With the Chinese New Year celebrations a few days away, dry bulk ship owners are bracing for what they hope to be the first and last freight market low-point this year. Traditionally this time of year, with Chinese importers out of the market, the dry bulk market is witnessing its year lows and 2017 should be no exception to this rule. However, regarding the future prospects for a rebound in the dry bulk market, much will be determined in the weeks which should follow this festive period, with mid-February expected to be a crucial period for the market.
In its latest weekly report, shipbroker Allied Shipbroking noted that “the year has started on a much firmer note than usual, with most of the basic commodities showing to be gaining in strength and their respective prices climbing quickly. Iron ore has outshined most in this particular cases, having managed another 6.1 percent increase since the start of the New Year, on top of the already staggering surge of 80 percent that it noted from its low point in December of 2015”.
According to Allied’s George Lazaridis Head of Market Research & Asset Valuations , “this has been heavily reflected in the Capesize market with, freight rates there having managed to hold at fairly firm levels since September, supported by the higher demand in Chinese imports that has been witnessed. This increased demand has mainly been driven by the fact that the Chinese government has put its focus on shifting production towards premium steel products which in turn require higher quantities of imported iron ore from Australia and Brazil.

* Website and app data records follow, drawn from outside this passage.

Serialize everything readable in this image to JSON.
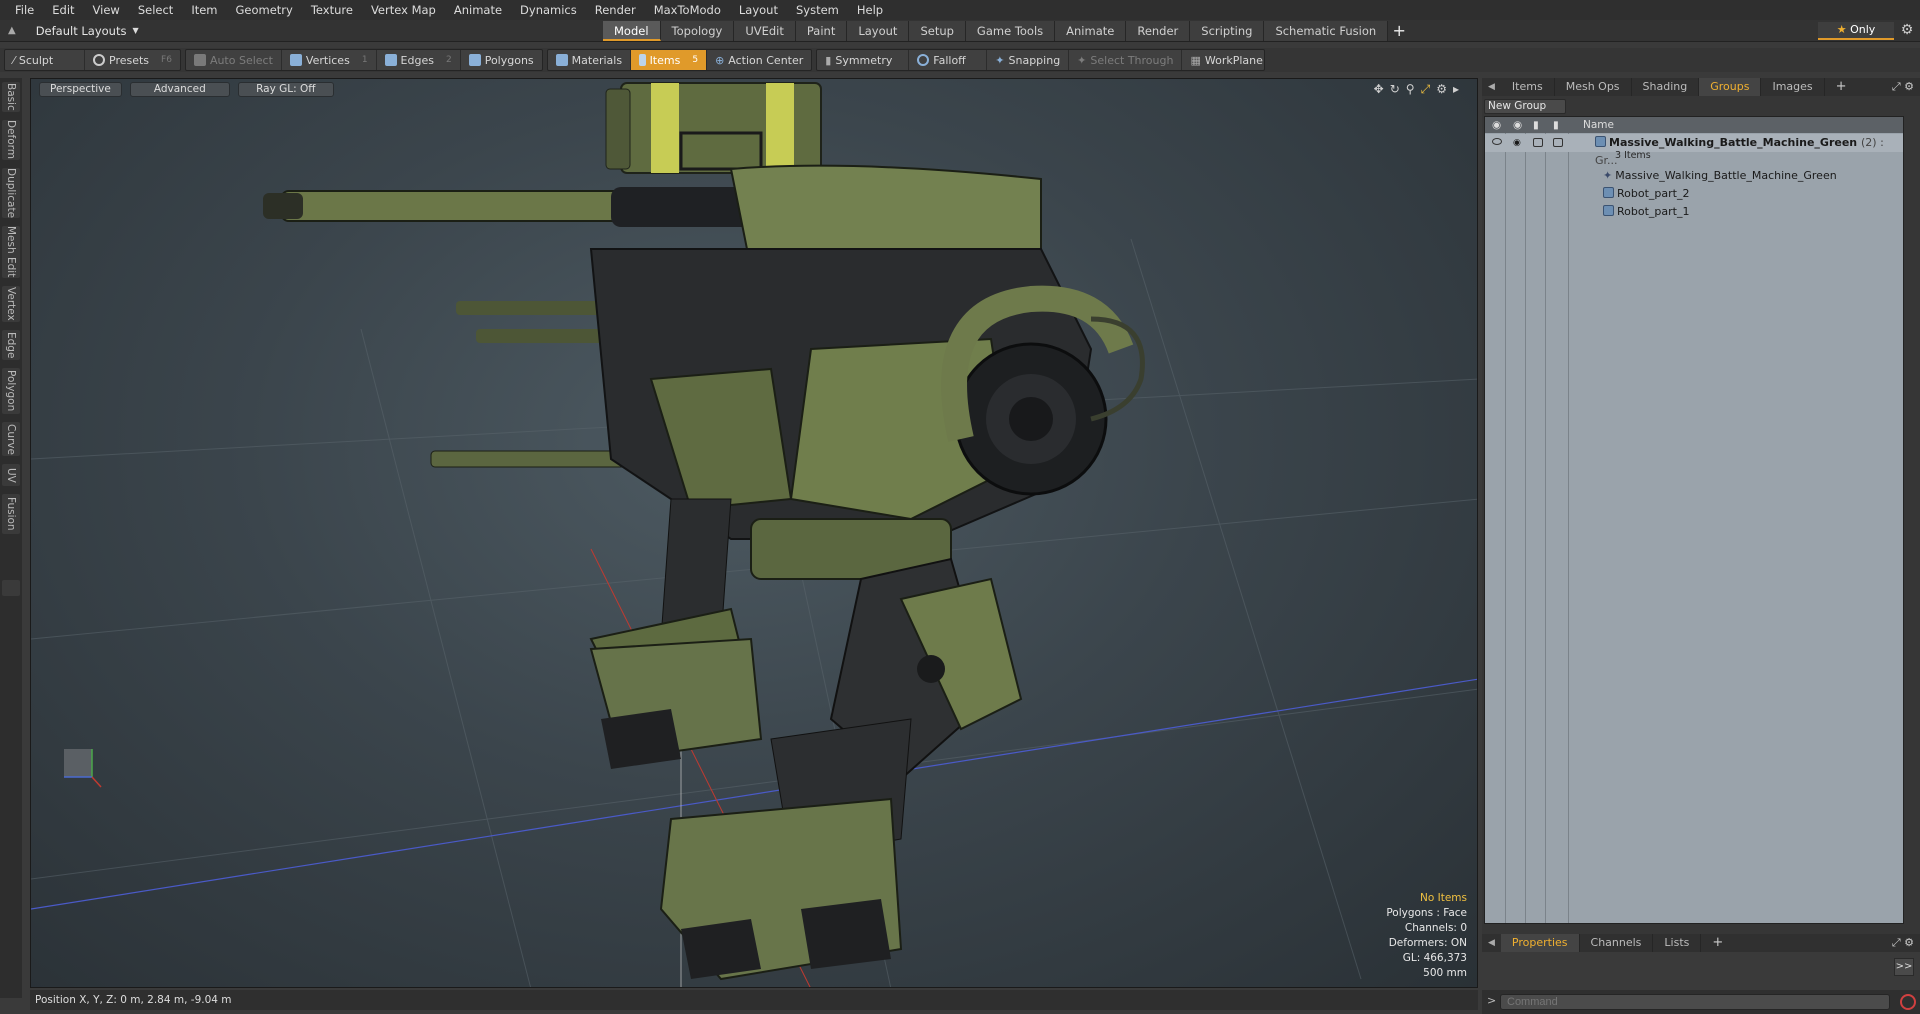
{
  "menu": [
    "File",
    "Edit",
    "View",
    "Select",
    "Item",
    "Geometry",
    "Texture",
    "Vertex Map",
    "Animate",
    "Dynamics",
    "Render",
    "MaxToModo",
    "Layout",
    "System",
    "Help"
  ],
  "layout": {
    "select_label": "Default Layouts",
    "only_label": "Only"
  },
  "tabs": [
    "Model",
    "Topology",
    "UVEdit",
    "Paint",
    "Layout",
    "Setup",
    "Game Tools",
    "Animate",
    "Render",
    "Scripting",
    "Schematic Fusion"
  ],
  "toolbar": {
    "sculpt": "Sculpt",
    "presets": "Presets",
    "presets_key": "F6",
    "auto_select": "Auto Select",
    "vertices": "Vertices",
    "vertices_key": "1",
    "edges": "Edges",
    "edges_key": "2",
    "polygons": "Polygons",
    "materials": "Materials",
    "items": "Items",
    "items_key": "5",
    "action_center": "Action Center",
    "symmetry": "Symmetry",
    "falloff": "Falloff",
    "snapping": "Snapping",
    "select_through": "Select Through",
    "workplane": "WorkPlane"
  },
  "left_tabs": [
    "Basic",
    "Deform",
    "Duplicate",
    "Mesh Edit",
    "Vertex",
    "Edge",
    "Polygon",
    "Curve",
    "UV",
    "Fusion"
  ],
  "viewport": {
    "view_mode": "Perspective",
    "shading": "Advanced",
    "raygl": "Ray GL: Off",
    "info": [
      "No Items",
      "Polygons : Face",
      "Channels: 0",
      "Deformers: ON",
      "GL: 466,373",
      "500 mm"
    ]
  },
  "status": "Position X, Y, Z:   0 m, 2.84 m, -9.04 m",
  "right_panel": {
    "tabs": [
      "Items",
      "Mesh Ops",
      "Shading",
      "Groups",
      "Images"
    ],
    "active_tab": "Groups",
    "new_group": "New Group",
    "name_header": "Name",
    "tree": {
      "group_name": "Massive_Walking_Battle_Machine_Green",
      "group_suffix": "(2) : Gr...",
      "item_count": "3 Items",
      "children": [
        "Massive_Walking_Battle_Machine_Green",
        "Robot_part_2",
        "Robot_part_1"
      ]
    },
    "bottom_tabs": [
      "Properties",
      "Channels",
      "Lists"
    ],
    "command_placeholder": "Command"
  }
}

Lazaridis noted that “in the midst of this we have also seen a sharp rise in speculation amongst traders, with many willing to bet on higher prices then are currently supported by market fundamentals. AS such the price gains keep on climbing, while at the same time driving the increased consumption that has been noted in China and helping support the market forward. The grey clouds that have amassed however in this particular case is that these sharp increases in the price of most basic commodities has in turn helped feed the return of inflation in the developed world. For the moment this inflation is much welcomed, as it helps ease the fears of a possibility of moving into deflationary territory when inflation rates are at such low levels. On the down side if inflation rates start to run too hot, possibly moving at such levels which would drown out global growth and cause another slump in consumption. The main culprit of this is more likely going to be crude oil, which played a major part in bringing down inflation in the period 2015- 2016 as its price dropped to bellow US$ 30 per barrel, but given its rise and overall trend, could see prices more than double from that low point in 2016, something that could surely have a strong influence in driving inflation figures ever higher”.
Allied’s analyst went on to note that “on the more positive note, inflation is always dependent on the amount of slack prevalent in an economy, with too much spare capacity usually preventing too high an increase in inflation (in theory). This is well portrayed in the case of the U.S. where inflation has been at higher levels then most of the rest of the developed world something that is surely supported by its comparably low unemployment rate (4.7%) and relatively high annual increase in average wages (2.9%). The only problem here is that the world seems to have become more dependent over the past months in the U.S. economy to drive global growth. With a higher risk of the U.S. market overheating and faltering on its growth projections, this could have domino effects on global consumption and trade”.
Still, “as things stand now things are looking fairly positive and we could see the markets show a considerable improvement compared to 2016. Demand is still holding firm and with this period expected to be a low point in the market due to the typical subdued activity which is witnessed just before the Chinese New Year, argument could be made that things should fire up quickly from mid-February onwards. It will take more than increased demand for iron ore however to boost the whole of the dry bulk market”, Lazaridis concluded.

Nikos Roussanoglou, Hellenic Shipping News Worldwide - 20/1/17